Their biggest hurdles with race have been with institutions. They say racist assumptions forced their son into foster care before a court intervened. That separation trauma still hurts. As do double standards that have seen her treated one way because she’s black and him another way because he’s white. Then there’s the times people assumed they couldn’t possibly be a couple.
Union for Contemporary Art founder-executive director Brigitte McQueen Shew upsets expectations in northeast Omaha. Not only is she a mix of African-American and Iranian-Chaldean, she’s married to a younger white man, chef Tim Shew.
“I have run-ins with people who say I’m not black enough to understand the African-American crisis. I do feel because of my work here, my advocacy for North Omaha and the fact I live in this community there’s an element of surprise when people realize my husband is not African-American. This is nonsense. Could we stop doing this to each other?”
The couple’s experience differs from that of her parents, whose extended families wanted nothing to do with Brigitte and her siblings.
“We were the yellow kids with funny hair. We were different and were always treated as such.”
She says she’s glad things have progressed to where she and Tim don’t have to go through what her interracial parents “went through in the ’60s,” adding, “It’s interesting how much of a non-issue that factor is in our relationship.”
Brigitte, who grew up in Detroit, dated interracially from the jump.
“Race is not a criteria. It’s not something I think about, it’s more about personality and who the person is than what color they might be,” she says. “With my mom it never mattered. I had moments with my siblings where it was like, ‘Why is it you always seem to be dating white guys?’
It wasn’t an issue, it was more of an observation. I don’t think anybody would say that if you were dating someone who was blonde or brunette. I realize not everybody has that sort of blindness to it.”
Tim, who grew up in west Omaha, was curious about brown girls but never did anything about it until Brigitte. Their families have always been fine about their relationship. She says the only time her race has come up with them was at a birthday party for one of his nephews.
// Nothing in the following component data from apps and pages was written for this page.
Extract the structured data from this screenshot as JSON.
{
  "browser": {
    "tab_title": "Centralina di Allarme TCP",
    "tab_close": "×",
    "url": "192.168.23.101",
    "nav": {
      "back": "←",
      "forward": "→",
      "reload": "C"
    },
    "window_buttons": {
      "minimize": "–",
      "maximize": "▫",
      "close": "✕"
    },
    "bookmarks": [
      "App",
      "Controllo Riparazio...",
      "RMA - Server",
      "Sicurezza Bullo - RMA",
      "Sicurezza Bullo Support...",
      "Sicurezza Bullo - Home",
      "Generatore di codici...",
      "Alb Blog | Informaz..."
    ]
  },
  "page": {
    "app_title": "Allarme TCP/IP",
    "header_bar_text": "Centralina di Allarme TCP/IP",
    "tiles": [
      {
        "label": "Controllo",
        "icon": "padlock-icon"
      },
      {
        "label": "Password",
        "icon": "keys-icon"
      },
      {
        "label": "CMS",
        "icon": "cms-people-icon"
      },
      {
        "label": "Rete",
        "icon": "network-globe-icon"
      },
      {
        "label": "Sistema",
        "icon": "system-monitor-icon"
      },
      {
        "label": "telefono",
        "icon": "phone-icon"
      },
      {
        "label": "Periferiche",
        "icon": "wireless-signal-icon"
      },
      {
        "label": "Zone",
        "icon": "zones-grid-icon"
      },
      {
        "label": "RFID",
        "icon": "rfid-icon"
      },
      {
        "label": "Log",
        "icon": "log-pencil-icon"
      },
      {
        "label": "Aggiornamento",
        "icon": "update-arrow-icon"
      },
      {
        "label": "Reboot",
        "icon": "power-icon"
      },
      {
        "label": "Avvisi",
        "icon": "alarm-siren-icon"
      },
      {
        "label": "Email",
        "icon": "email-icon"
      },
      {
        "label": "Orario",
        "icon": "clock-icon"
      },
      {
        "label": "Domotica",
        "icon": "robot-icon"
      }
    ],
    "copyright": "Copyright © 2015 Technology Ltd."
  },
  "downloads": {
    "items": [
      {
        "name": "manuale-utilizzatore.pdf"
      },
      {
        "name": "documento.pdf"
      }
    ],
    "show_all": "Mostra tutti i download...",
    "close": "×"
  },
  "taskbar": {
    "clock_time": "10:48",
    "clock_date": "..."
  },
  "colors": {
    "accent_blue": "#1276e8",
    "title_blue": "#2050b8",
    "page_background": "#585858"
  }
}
“I made a chocolate cake. We were all at the table and I was sitting across from this sweet little boy who said, ‘Why are you the same color as the cake?’ Some people were really embarrassed and Tim’s brother totally defused things with, ‘I’m glad somebody finally asked that question, I’ve been wondering that since you started coming around.’ It was just this perfect moment.”
The Shews plan to have children one day. Though aware biracial kids can have a tough time they take solace in the fact their families and friends don’t hold the prejudices earlier generations did.
“I’m excited for our child to be part of the family we’ve created,” she says. “It’s a brilliant thing.”
We sense their eyes upon us:
the glance, the stare, the gaze.
Some puzzled, some condemning,
some burn with inner rage.
With but a few accepting,
some hurl the jagged knife.
A DIFFERENT SHADE OF LOVING,
a different color of life.
Lyrics are from “A Different Shade of Loving” by Mick Terry.